Firm: Medina Capital
Fund: Medina Capital Fund LP
Target: $250 million
Amount Raised: $50 million
Placement Agent: Greenhill & Co.
Medina Capital Fund LP lists its minimum investment accepted from outside investors at $100,000, and its sales compensation recipient as Greenhill & Co., according to a Form D filing with the Securities and Exchange Commission.
Medina disclosed a fund target of $250 million, with no sales yet reported as of April 18, according to the filing, which includes the note that the “final size of the fund may be higher or lower than the target.” Medina did not return a phone call from Buyouts seeking comment.
Within the next two weeks, a commitment of about $50 million from family and friends is expected to close with contributions from C-suite executives in the IT arena who had worked with Terremark in the past, a source told Buyouts.
Taking a tack toward IT and security, Medina Capital has made investments in Prolexic, a specialist in thwarting hacker attacks, and Catbird, a self-described leader in software-defined security. The firm invests $10 million to $20 million per portfolio company, according to its Web site. It plans to hold majority equity interests in its target companies or a significant minority interest with typical minority investor protective provisions and a board appointment rights.
Members of the Medina Capital team include Nelson Fonseca, Barry Field, Rene Rodriguez, Adam Smith and Randy Rowland — all veterans of Terremark. The firm’s advisory board includes Guillermo Amore, who worked for 33 years at GTE Corp.; Gary Denman, Robert Dickinson, Antonio Fernandez, Joseph Wright and Arthur Money.
Medina emigrated to the United States from Cuba at a young age and went on to earn a bachelor of science in accounting at Florida Atlantic University, according to a profile in the Miami Herald. His son, Manuel Medina Jr. is a country music star and member of the Kip Moore band that has a hit record, Somethin’ Bout a Truck. The elder Medina founded Terremark in 1980 and sold the specialist in cloud computing and IT infrastructure to Verizon in 2011. Publicly traded on the Nasdaq at the time of the sale, the company currently operates under the name Verizon Terremark.
Medina spent the first month after the transaction traveling, thanking major shareholders, analysts, customer and suppliers and telling them that “contrary to rumors, I was not retiring, but that I would be disappearing for a while,” according to the profile. He headed down to the Florida Keys with his children and grandchildren and decided to start investing in IT-related companies.
“We are looking for established companies with a unique business model or technology that we can help with capital and strategy,” he told the newspaper.

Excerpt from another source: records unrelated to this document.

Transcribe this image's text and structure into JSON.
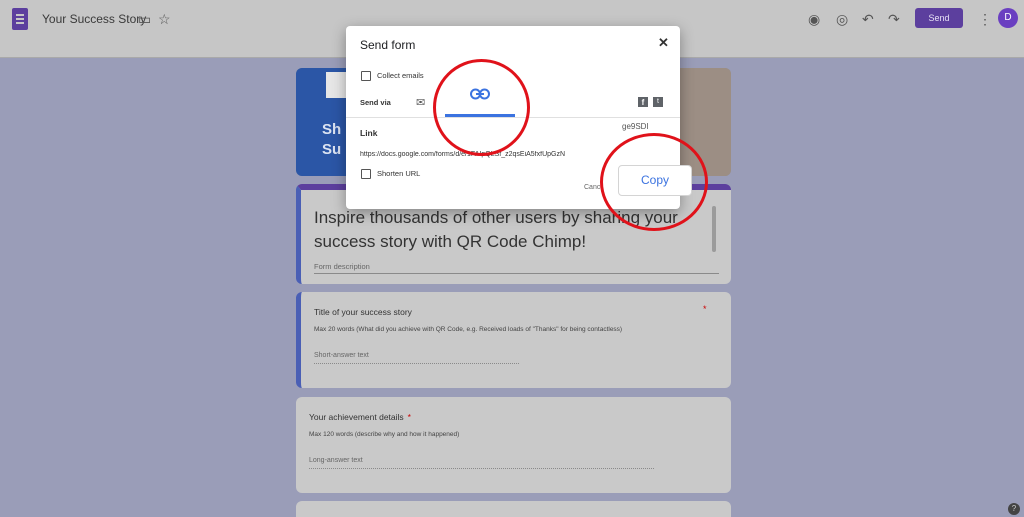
{
  "topbar": {
    "title": "Your Success Story",
    "send_label": "Send",
    "avatar_letter": "D",
    "icons": [
      "folder-icon",
      "star-icon",
      "palette-icon",
      "eye-icon",
      "undo-icon",
      "redo-icon",
      "more-vert-icon"
    ]
  },
  "form": {
    "header_text": "Sh\nSu",
    "title_text": "Inspire thousands of other users by sharing your success story with QR Code Chimp!",
    "description_placeholder": "Form description",
    "questions": [
      {
        "title": "Title of your success story",
        "required": "*",
        "help": "Max 20 words (What did you achieve with QR Code, e.g. Received loads of \"Thanks\" for being contactless)",
        "answer_placeholder": "Short-answer text"
      },
      {
        "title": "Your achievement details",
        "required": "*",
        "help": "Max 120 words (describe why and how it happened)",
        "answer_placeholder": "Long-answer text"
      }
    ]
  },
  "dialog": {
    "title": "Send form",
    "close": "✕",
    "collect_emails_label": "Collect emails",
    "send_via_label": "Send via",
    "link_label": "Link",
    "url": "https://docs.google.com/forms/d/e/1FAIpQLSf_z2qsEiA5fxfUpGzN",
    "url_tail": "ge9SDI",
    "shorten_url_label": "Shorten URL",
    "cancel_label": "Canc",
    "copy_label": "Copy"
  },
  "colors": {
    "accent": "#3b73e0",
    "brand": "#5c3f9e",
    "annotation": "#e0121a"
  }
}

Medina stressed that his experience at Terremark working across international borders, growing product lines, and building relationships with people in government would be “very helpful for the right company at the right stage.”
(Correction: In the original version of this story Medina Capital Fund LP was misspelled; also, the story has been clarified by noting that Manuel Medina Jr. is a member of the Kip Moore band.)